** Dataset records follows **

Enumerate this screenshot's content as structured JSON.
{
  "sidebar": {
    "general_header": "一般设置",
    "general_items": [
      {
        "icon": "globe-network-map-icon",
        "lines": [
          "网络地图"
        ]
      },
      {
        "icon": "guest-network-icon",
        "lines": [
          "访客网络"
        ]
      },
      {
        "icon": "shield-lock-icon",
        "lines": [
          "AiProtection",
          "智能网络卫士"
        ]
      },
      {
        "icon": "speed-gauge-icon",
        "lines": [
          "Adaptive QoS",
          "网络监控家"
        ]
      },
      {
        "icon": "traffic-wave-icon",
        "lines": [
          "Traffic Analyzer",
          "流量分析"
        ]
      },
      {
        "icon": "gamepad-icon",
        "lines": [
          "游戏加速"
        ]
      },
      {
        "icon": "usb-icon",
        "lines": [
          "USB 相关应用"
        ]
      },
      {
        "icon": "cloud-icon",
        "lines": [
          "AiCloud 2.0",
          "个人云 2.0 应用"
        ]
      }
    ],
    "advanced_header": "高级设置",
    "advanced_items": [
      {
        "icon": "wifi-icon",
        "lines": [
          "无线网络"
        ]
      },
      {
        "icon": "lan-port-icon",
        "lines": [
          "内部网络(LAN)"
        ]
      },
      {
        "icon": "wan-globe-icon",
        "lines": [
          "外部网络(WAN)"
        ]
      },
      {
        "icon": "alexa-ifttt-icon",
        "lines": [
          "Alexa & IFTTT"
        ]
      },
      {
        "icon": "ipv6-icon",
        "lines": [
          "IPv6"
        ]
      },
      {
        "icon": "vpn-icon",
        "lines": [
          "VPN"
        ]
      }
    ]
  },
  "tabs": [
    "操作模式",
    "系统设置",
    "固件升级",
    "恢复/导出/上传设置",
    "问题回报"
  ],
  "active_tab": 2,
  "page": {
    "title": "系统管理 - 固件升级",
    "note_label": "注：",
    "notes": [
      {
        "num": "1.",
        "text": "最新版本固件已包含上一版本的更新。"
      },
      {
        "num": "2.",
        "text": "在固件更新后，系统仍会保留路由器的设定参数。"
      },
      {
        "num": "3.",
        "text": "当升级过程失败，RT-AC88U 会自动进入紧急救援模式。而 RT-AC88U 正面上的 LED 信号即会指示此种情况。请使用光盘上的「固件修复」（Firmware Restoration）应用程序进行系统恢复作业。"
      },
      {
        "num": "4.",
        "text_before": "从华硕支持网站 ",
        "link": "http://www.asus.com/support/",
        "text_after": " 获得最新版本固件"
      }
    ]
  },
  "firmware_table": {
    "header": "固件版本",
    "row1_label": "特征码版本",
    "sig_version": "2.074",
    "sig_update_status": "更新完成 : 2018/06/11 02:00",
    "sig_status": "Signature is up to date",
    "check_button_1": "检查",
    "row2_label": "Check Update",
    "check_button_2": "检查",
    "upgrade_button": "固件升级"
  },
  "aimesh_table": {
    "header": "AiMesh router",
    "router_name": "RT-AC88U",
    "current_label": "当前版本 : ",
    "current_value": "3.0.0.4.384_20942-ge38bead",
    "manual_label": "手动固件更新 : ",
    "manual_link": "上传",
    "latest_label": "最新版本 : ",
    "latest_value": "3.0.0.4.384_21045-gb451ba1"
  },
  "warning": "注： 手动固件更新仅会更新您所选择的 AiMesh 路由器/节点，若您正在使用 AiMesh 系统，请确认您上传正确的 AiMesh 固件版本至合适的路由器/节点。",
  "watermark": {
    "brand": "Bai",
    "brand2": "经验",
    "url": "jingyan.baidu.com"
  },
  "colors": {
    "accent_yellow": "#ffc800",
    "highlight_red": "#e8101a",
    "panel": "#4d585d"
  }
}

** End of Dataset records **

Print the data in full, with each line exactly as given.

* [Finished exercise]
Enumerate this screenshot's content as structured JSON.
{
  "sidebar": {
    "general_header": "一般设置",
    "general_items": [
      {
        "icon": "globe-network-map-icon",
        "lines": [
          "网络地图"
        ]
      },
      {
        "icon": "guest-network-icon",
        "lines": [
          "访客网络"
        ]
      },
      {
        "icon": "shield-lock-icon",
        "lines": [
          "AiProtection",
          "智能网络卫士"
        ]
      },
      {
        "icon": "speed-gauge-icon",
        "lines": [
          "Adaptive QoS",
          "网络监控家"
        ]
      },
      {
        "icon": "traffic-wave-icon",
        "lines": [
          "Traffic Analyzer",
          "流量分析"
        ]
      },
      {
        "icon": "gamepad-icon",
        "lines": [
          "游戏加速"
        ]
      },
      {
        "icon": "usb-icon",
        "lines": [
          "USB 相关应用"
        ]
      },
      {
        "icon": "cloud-icon",
        "lines": [
          "AiCloud 2.0",
          "个人云 2.0 应用"
        ]
      }
    ],
    "advanced_header": "高级设置",
    "advanced_items": [
      {
        "icon": "wifi-icon",
        "lines": [
          "无线网络"
        ]
      },
      {
        "icon": "lan-port-icon",
        "lines": [
          "内部网络(LAN)"
        ]
      },
      {
        "icon": "wan-globe-icon",
        "lines": [
          "外部网络(WAN)"
        ]
      },
      {
        "icon": "alexa-ifttt-icon",
        "lines": [
          "Alexa & IFTTT"
        ]
      },
      {
        "icon": "ipv6-icon",
        "lines": [
          "IPv6"
        ]
      },
      {
        "icon": "vpn-icon",
        "lines": [
          "VPN"
        ]
      }
    ]
  },
  "tabs": [
    "操作模式",
    "系统设置",
    "固件升级",
    "恢复/导出/上传设置",
    "问题回报"
  ],
  "active_tab": 2,
  "page": {
    "title": "系统管理 - 固件升级",
    "note_label": "注：",
    "notes": [
      {
        "num": "1.",
        "text": "最新版本固件已包含上一版本的更新。"
      },
      {
        "num": "2.",
        "text": "在固件更新后，系统仍会保留路由器的设定参数。"
      },
      {
        "num": "3.",
        "text": "当升级过程失败，RT-AC88U 会自动进入紧急救援模式。而 RT-AC88U 正面上的 LED 信号即会指示此种情况。请使用光盘上的「固件修复」（Firmware Restoration）应用程序进行系统恢复作业。"
      },
      {
        "num": "4.",
        "text_before": "从华硕支持网站 ",
        "link": "http://www.asus.com/support/",
        "text_after": " 获得最新版本固件"
      }
    ]
  },
  "firmware_table": {
    "header": "固件版本",
    "row1_label": "特征码版本",
    "sig_version": "2.074",
    "sig_update_status": "更新完成 : 2018/06/11 02:00",
    "sig_status": "Signature is up to date",
    "check_button_1": "检查",
    "row2_label": "Check Update",
    "check_button_2": "检查",
    "upgrade_button": "固件升级"
  },
  "aimesh_table": {
    "header": "AiMesh router",
    "router_name": "RT-AC88U",
    "current_label": "当前版本 : ",
    "current_value": "3.0.0.4.384_20942-ge38bead",
    "manual_label": "手动固件更新 : ",
    "manual_link": "上传",
    "latest_label": "最新版本 : ",
    "latest_value": "3.0.0.4.384_21045-gb451ba1"
  },
  "warning": "注： 手动固件更新仅会更新您所选择的 AiMesh 路由器/节点，若您正在使用 AiMesh 系统，请确认您上传正确的 AiMesh 固件版本至合适的路由器/节点。",
  "watermark": {
    "brand": "Bai",
    "brand2": "经验",
    "url": "jingyan.baidu.com"
  },
  "colors": {
    "accent_yellow": "#ffc800",
    "highlight_red": "#e8101a",
    "panel": "#4d585d"
  }
}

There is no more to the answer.